◆ YOUR OBJECTIVE:
Return the records, each one exactly as written.

◆ EXERCISE INPUTS:

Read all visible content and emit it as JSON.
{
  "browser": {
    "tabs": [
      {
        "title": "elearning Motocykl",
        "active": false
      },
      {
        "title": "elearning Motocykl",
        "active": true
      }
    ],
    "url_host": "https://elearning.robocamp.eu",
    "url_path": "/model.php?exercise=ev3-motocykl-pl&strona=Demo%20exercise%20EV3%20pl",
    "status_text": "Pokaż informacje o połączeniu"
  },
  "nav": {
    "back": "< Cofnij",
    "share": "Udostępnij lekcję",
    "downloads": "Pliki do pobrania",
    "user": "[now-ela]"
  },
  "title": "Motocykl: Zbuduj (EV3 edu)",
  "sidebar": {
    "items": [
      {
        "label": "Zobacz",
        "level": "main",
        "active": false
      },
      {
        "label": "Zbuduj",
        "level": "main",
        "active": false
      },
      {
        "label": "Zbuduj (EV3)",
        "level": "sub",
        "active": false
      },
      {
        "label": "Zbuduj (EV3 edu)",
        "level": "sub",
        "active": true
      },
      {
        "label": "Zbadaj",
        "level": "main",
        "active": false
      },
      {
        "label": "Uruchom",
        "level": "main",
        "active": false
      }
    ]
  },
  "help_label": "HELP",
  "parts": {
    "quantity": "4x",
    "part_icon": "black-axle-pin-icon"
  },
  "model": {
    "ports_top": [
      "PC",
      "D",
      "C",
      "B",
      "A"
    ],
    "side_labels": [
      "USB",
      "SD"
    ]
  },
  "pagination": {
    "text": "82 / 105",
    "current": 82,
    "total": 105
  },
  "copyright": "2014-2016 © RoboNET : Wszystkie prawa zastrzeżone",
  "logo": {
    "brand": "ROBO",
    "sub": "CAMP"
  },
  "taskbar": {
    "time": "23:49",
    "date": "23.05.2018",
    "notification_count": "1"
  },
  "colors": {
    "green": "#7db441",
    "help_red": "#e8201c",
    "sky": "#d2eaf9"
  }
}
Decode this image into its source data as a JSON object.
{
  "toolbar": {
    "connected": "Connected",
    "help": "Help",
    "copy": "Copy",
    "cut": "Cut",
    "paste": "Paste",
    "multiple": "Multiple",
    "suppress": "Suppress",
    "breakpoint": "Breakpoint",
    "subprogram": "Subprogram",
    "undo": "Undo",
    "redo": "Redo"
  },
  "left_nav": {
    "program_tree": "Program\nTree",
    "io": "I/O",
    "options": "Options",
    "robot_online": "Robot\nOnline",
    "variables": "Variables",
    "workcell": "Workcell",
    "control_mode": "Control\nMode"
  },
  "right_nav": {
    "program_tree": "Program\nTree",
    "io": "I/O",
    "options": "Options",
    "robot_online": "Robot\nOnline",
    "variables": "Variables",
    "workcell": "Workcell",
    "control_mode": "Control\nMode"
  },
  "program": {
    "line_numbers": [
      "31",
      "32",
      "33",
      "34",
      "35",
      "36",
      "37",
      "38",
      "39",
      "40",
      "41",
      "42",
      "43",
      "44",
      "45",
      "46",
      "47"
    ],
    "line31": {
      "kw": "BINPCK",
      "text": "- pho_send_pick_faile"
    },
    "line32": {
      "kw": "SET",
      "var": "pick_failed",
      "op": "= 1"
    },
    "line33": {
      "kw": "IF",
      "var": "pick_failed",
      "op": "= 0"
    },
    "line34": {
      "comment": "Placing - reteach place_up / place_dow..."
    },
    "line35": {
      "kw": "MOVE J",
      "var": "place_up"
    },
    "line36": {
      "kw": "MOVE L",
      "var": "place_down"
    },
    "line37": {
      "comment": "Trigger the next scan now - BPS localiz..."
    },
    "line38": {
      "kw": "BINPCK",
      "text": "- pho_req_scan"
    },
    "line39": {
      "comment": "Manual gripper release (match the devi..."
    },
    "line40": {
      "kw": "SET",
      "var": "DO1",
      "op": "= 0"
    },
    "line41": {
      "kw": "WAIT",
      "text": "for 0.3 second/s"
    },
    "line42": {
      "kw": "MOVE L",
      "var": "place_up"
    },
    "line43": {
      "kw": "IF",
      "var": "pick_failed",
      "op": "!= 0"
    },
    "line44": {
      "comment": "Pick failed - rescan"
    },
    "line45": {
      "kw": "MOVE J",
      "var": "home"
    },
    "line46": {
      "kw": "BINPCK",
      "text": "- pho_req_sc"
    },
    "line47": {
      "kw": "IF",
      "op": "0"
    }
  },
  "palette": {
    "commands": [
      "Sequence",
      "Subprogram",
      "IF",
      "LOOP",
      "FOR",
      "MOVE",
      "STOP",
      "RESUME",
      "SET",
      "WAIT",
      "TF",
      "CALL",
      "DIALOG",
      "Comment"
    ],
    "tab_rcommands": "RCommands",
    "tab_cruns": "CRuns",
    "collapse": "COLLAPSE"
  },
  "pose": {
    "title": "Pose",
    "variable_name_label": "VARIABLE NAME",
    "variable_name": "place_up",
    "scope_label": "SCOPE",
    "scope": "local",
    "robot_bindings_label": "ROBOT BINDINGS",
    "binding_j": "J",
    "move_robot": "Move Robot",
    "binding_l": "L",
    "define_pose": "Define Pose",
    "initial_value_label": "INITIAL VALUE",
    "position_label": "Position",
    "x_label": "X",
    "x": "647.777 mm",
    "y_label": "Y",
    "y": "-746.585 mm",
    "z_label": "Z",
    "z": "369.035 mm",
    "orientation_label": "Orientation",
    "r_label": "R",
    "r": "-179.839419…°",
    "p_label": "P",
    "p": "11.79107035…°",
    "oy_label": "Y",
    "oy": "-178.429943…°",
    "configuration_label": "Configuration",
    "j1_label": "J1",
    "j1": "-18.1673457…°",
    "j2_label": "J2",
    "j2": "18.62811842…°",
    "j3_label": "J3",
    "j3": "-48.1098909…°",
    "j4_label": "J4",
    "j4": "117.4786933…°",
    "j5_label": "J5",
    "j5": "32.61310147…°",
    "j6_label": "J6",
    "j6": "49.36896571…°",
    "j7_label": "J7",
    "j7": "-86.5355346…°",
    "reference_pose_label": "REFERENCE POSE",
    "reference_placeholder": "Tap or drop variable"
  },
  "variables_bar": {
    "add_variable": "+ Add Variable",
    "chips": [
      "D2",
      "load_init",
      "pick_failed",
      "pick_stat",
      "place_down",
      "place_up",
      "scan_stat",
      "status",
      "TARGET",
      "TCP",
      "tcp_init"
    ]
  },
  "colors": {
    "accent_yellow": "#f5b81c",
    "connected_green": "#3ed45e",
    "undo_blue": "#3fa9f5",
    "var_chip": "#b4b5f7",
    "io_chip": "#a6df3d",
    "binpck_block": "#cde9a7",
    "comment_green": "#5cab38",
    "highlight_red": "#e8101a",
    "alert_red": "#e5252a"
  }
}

◆ SOLUTION:
Read all visible content and emit it as JSON.
{
  "browser": {
    "tabs": [
      {
        "title": "elearning Motocykl",
        "active": false
      },
      {
        "title": "elearning Motocykl",
        "active": true
      }
    ],
    "url_host": "https://elearning.robocamp.eu",
    "url_path": "/model.php?exercise=ev3-motocykl-pl&strona=Demo%20exercise%20EV3%20pl",
    "status_text": "Pokaż informacje o połączeniu"
  },
  "nav": {
    "back": "< Cofnij",
    "share": "Udostępnij lekcję",
    "downloads": "Pliki do pobrania",
    "user": "[now-ela]"
  },
  "title": "Motocykl: Zbuduj (EV3 edu)",
  "sidebar": {
    "items": [
      {
        "label": "Zobacz",
        "level": "main",
        "active": false
      },
      {
        "label": "Zbuduj",
        "level": "main",
        "active": false
      },
      {
        "label": "Zbuduj (EV3)",
        "level": "sub",
        "active": false
      },
      {
        "label": "Zbuduj (EV3 edu)",
        "level": "sub",
        "active": true
      },
      {
        "label": "Zbadaj",
        "level": "main",
        "active": false
      },
      {
        "label": "Uruchom",
        "level": "main",
        "active": false
      }
    ]
  },
  "help_label": "HELP",
  "parts": {
    "quantity": "4x",
    "part_icon": "black-axle-pin-icon"
  },
  "model": {
    "ports_top": [
      "PC",
      "D",
      "C",
      "B",
      "A"
    ],
    "side_labels": [
      "USB",
      "SD"
    ]
  },
  "pagination": {
    "text": "82 / 105",
    "current": 82,
    "total": 105
  },
  "copyright": "2014-2016 © RoboNET : Wszystkie prawa zastrzeżone",
  "logo": {
    "brand": "ROBO",
    "sub": "CAMP"
  },
  "taskbar": {
    "time": "23:49",
    "date": "23.05.2018",
    "notification_count": "1"
  },
  "colors": {
    "green": "#7db441",
    "help_red": "#e8201c",
    "sky": "#d2eaf9"
  }
}
Decode this image into its source data as a JSON object.
{
  "toolbar": {
    "connected": "Connected",
    "help": "Help",
    "copy": "Copy",
    "cut": "Cut",
    "paste": "Paste",
    "multiple": "Multiple",
    "suppress": "Suppress",
    "breakpoint": "Breakpoint",
    "subprogram": "Subprogram",
    "undo": "Undo",
    "redo": "Redo"
  },
  "left_nav": {
    "program_tree": "Program\nTree",
    "io": "I/O",
    "options": "Options",
    "robot_online": "Robot\nOnline",
    "variables": "Variables",
    "workcell": "Workcell",
    "control_mode": "Control\nMode"
  },
  "right_nav": {
    "program_tree": "Program\nTree",
    "io": "I/O",
    "options": "Options",
    "robot_online": "Robot\nOnline",
    "variables": "Variables",
    "workcell": "Workcell",
    "control_mode": "Control\nMode"
  },
  "program": {
    "line_numbers": [
      "31",
      "32",
      "33",
      "34",
      "35",
      "36",
      "37",
      "38",
      "39",
      "40",
      "41",
      "42",
      "43",
      "44",
      "45",
      "46",
      "47"
    ],
    "line31": {
      "kw": "BINPCK",
      "text": "- pho_send_pick_faile"
    },
    "line32": {
      "kw": "SET",
      "var": "pick_failed",
      "op": "= 1"
    },
    "line33": {
      "kw": "IF",
      "var": "pick_failed",
      "op": "= 0"
    },
    "line34": {
      "comment": "Placing - reteach place_up / place_dow..."
    },
    "line35": {
      "kw": "MOVE J",
      "var": "place_up"
    },
    "line36": {
      "kw": "MOVE L",
      "var": "place_down"
    },
    "line37": {
      "comment": "Trigger the next scan now - BPS localiz..."
    },
    "line38": {
      "kw": "BINPCK",
      "text": "- pho_req_scan"
    },
    "line39": {
      "comment": "Manual gripper release (match the devi..."
    },
    "line40": {
      "kw": "SET",
      "var": "DO1",
      "op": "= 0"
    },
    "line41": {
      "kw": "WAIT",
      "text": "for 0.3 second/s"
    },
    "line42": {
      "kw": "MOVE L",
      "var": "place_up"
    },
    "line43": {
      "kw": "IF",
      "var": "pick_failed",
      "op": "!= 0"
    },
    "line44": {
      "comment": "Pick failed - rescan"
    },
    "line45": {
      "kw": "MOVE J",
      "var": "home"
    },
    "line46": {
      "kw": "BINPCK",
      "text": "- pho_req_sc"
    },
    "line47": {
      "kw": "IF",
      "op": "0"
    }
  },
  "palette": {
    "commands": [
      "Sequence",
      "Subprogram",
      "IF",
      "LOOP",
      "FOR",
      "MOVE",
      "STOP",
      "RESUME",
      "SET",
      "WAIT",
      "TF",
      "CALL",
      "DIALOG",
      "Comment"
    ],
    "tab_rcommands": "RCommands",
    "tab_cruns": "CRuns",
    "collapse": "COLLAPSE"
  },
  "pose": {
    "title": "Pose",
    "variable_name_label": "VARIABLE NAME",
    "variable_name": "place_up",
    "scope_label": "SCOPE",
    "scope": "local",
    "robot_bindings_label": "ROBOT BINDINGS",
    "binding_j": "J",
    "move_robot": "Move Robot",
    "binding_l": "L",
    "define_pose": "Define Pose",
    "initial_value_label": "INITIAL VALUE",
    "position_label": "Position",
    "x_label": "X",
    "x": "647.777 mm",
    "y_label": "Y",
    "y": "-746.585 mm",
    "z_label": "Z",
    "z": "369.035 mm",
    "orientation_label": "Orientation",
    "r_label": "R",
    "r": "-179.839419…°",
    "p_label": "P",
    "p": "11.79107035…°",
    "oy_label": "Y",
    "oy": "-178.429943…°",
    "configuration_label": "Configuration",
    "j1_label": "J1",
    "j1": "-18.1673457…°",
    "j2_label": "J2",
    "j2": "18.62811842…°",
    "j3_label": "J3",
    "j3": "-48.1098909…°",
    "j4_label": "J4",
    "j4": "117.4786933…°",
    "j5_label": "J5",
    "j5": "32.61310147…°",
    "j6_label": "J6",
    "j6": "49.36896571…°",
    "j7_label": "J7",
    "j7": "-86.5355346…°",
    "reference_pose_label": "REFERENCE POSE",
    "reference_placeholder": "Tap or drop variable"
  },
  "variables_bar": {
    "add_variable": "+ Add Variable",
    "chips": [
      "D2",
      "load_init",
      "pick_failed",
      "pick_stat",
      "place_down",
      "place_up",
      "scan_stat",
      "status",
      "TARGET",
      "TCP",
      "tcp_init"
    ]
  },
  "colors": {
    "accent_yellow": "#f5b81c",
    "connected_green": "#3ed45e",
    "undo_blue": "#3fa9f5",
    "var_chip": "#b4b5f7",
    "io_chip": "#a6df3d",
    "binpck_block": "#cde9a7",
    "comment_green": "#5cab38",
    "highlight_red": "#e8101a",
    "alert_red": "#e5252a"
  }
}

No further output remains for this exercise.